**Dataset items**

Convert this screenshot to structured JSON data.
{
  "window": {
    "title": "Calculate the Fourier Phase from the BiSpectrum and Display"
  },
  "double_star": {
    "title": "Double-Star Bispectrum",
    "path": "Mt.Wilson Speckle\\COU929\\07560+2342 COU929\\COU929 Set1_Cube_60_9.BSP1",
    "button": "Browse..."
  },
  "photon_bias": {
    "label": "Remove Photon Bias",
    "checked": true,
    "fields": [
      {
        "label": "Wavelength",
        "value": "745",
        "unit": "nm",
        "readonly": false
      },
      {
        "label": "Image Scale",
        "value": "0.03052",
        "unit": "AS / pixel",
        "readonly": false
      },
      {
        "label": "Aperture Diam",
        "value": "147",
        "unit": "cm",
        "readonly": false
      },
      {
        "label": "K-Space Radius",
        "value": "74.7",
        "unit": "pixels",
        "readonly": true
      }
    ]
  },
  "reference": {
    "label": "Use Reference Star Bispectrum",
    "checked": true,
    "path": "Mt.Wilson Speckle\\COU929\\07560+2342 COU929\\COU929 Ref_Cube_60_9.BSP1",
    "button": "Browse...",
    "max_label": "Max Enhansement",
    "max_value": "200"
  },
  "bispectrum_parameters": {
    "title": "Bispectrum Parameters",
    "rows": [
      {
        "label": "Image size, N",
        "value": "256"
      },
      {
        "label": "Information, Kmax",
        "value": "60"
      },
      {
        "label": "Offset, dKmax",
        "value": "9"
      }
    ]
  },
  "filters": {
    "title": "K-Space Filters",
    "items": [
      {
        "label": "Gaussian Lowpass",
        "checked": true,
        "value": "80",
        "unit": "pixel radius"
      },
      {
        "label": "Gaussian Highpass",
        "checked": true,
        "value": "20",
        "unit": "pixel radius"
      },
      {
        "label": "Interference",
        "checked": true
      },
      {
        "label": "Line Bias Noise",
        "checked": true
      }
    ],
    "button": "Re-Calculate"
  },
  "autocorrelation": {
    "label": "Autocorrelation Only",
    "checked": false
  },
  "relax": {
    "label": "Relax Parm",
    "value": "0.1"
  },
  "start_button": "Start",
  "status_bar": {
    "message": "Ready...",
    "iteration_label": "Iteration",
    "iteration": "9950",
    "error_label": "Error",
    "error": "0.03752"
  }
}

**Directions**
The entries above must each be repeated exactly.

**Answer space**
Convert this screenshot to structured JSON data.
{
  "window": {
    "title": "Calculate the Fourier Phase from the BiSpectrum and Display"
  },
  "double_star": {
    "title": "Double-Star Bispectrum",
    "path": "Mt.Wilson Speckle\\COU929\\07560+2342 COU929\\COU929 Set1_Cube_60_9.BSP1",
    "button": "Browse..."
  },
  "photon_bias": {
    "label": "Remove Photon Bias",
    "checked": true,
    "fields": [
      {
        "label": "Wavelength",
        "value": "745",
        "unit": "nm",
        "readonly": false
      },
      {
        "label": "Image Scale",
        "value": "0.03052",
        "unit": "AS / pixel",
        "readonly": false
      },
      {
        "label": "Aperture Diam",
        "value": "147",
        "unit": "cm",
        "readonly": false
      },
      {
        "label": "K-Space Radius",
        "value": "74.7",
        "unit": "pixels",
        "readonly": true
      }
    ]
  },
  "reference": {
    "label": "Use Reference Star Bispectrum",
    "checked": true,
    "path": "Mt.Wilson Speckle\\COU929\\07560+2342 COU929\\COU929 Ref_Cube_60_9.BSP1",
    "button": "Browse...",
    "max_label": "Max Enhansement",
    "max_value": "200"
  },
  "bispectrum_parameters": {
    "title": "Bispectrum Parameters",
    "rows": [
      {
        "label": "Image size, N",
        "value": "256"
      },
      {
        "label": "Information, Kmax",
        "value": "60"
      },
      {
        "label": "Offset, dKmax",
        "value": "9"
      }
    ]
  },
  "filters": {
    "title": "K-Space Filters",
    "items": [
      {
        "label": "Gaussian Lowpass",
        "checked": true,
        "value": "80",
        "unit": "pixel radius"
      },
      {
        "label": "Gaussian Highpass",
        "checked": true,
        "value": "20",
        "unit": "pixel radius"
      },
      {
        "label": "Interference",
        "checked": true
      },
      {
        "label": "Line Bias Noise",
        "checked": true
      }
    ],
    "button": "Re-Calculate"
  },
  "autocorrelation": {
    "label": "Autocorrelation Only",
    "checked": false
  },
  "relax": {
    "label": "Relax Parm",
    "value": "0.1"
  },
  "start_button": "Start",
  "status_bar": {
    "message": "Ready...",
    "iteration_label": "Iteration",
    "iteration": "9950",
    "error_label": "Error",
    "error": "0.03752"
  }
}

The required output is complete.